→ **DATASET ENTRIES**:
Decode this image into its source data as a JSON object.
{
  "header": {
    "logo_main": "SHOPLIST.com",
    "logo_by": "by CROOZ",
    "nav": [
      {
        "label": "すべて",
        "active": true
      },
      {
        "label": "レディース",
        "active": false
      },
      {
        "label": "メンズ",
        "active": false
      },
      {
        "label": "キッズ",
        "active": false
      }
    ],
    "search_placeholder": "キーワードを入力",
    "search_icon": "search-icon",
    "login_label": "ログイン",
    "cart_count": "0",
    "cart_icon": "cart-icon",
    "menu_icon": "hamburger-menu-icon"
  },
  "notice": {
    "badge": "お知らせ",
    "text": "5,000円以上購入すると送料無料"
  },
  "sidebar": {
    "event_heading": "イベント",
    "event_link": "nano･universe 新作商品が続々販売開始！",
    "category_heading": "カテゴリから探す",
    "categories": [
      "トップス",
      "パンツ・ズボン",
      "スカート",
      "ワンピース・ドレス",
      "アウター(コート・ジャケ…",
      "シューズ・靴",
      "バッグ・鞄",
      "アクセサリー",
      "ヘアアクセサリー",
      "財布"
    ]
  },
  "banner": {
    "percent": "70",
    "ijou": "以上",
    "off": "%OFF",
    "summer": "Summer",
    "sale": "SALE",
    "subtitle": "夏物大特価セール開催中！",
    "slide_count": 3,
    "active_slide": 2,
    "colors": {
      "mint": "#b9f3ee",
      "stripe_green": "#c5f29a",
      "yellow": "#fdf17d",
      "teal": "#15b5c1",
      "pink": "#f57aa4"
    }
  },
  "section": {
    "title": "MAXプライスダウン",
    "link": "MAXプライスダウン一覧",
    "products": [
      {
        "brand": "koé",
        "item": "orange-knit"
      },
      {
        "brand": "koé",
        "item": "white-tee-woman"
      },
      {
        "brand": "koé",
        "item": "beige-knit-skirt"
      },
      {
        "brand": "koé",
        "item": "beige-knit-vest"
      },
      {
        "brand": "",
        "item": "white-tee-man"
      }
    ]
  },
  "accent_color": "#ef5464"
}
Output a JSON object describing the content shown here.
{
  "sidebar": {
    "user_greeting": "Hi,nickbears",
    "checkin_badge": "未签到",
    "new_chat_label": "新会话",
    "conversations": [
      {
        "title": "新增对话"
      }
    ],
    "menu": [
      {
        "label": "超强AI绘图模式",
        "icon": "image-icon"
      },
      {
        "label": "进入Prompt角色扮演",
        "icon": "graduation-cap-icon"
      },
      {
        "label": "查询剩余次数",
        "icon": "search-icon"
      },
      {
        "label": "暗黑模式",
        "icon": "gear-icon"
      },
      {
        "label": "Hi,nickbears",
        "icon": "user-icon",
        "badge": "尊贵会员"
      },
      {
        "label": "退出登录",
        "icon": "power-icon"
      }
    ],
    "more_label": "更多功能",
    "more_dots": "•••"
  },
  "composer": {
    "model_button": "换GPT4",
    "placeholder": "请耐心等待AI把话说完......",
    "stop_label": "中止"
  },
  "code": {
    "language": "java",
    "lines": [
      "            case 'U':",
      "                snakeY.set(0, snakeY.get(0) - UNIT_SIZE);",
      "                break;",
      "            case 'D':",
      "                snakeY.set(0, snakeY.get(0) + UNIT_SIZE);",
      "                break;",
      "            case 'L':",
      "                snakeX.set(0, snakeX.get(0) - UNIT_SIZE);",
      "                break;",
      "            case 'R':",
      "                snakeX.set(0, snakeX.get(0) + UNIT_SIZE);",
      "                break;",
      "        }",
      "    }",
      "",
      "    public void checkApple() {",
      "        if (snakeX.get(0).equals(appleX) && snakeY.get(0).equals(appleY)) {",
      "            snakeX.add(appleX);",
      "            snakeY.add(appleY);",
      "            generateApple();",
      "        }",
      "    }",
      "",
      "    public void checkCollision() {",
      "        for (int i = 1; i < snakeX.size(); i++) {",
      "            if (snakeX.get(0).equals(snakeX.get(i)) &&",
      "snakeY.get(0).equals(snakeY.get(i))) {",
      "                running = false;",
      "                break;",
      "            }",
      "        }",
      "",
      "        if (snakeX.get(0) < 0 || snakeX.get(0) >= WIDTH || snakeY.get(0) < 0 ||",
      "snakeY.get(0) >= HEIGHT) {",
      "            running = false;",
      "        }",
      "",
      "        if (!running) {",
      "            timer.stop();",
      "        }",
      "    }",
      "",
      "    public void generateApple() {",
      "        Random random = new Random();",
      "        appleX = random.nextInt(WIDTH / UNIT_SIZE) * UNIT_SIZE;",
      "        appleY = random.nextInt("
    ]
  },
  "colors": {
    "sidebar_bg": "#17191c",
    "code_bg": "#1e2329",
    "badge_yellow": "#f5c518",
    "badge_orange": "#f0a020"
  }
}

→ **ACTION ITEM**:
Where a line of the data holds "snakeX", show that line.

→ **TASK RESULT**:
      "                snakeX.set(0, snakeX.get(0) - UNIT_SIZE);",
      "                snakeX.set(0, snakeX.get(0) + UNIT_SIZE);",
      "        if (snakeX.get(0).equals(appleX) && snakeY.get(0).equals(appleY)) {",
      "            snakeX.add(appleX);",
      "        for (int i = 1; i < snakeX.size(); i++) {",
      "            if (snakeX.get(0).equals(snakeX.get(i)) &&",
      "        if (snakeX.get(0) < 0 || snakeX.get(0) >= WIDTH || snakeY.get(0) < 0 ||",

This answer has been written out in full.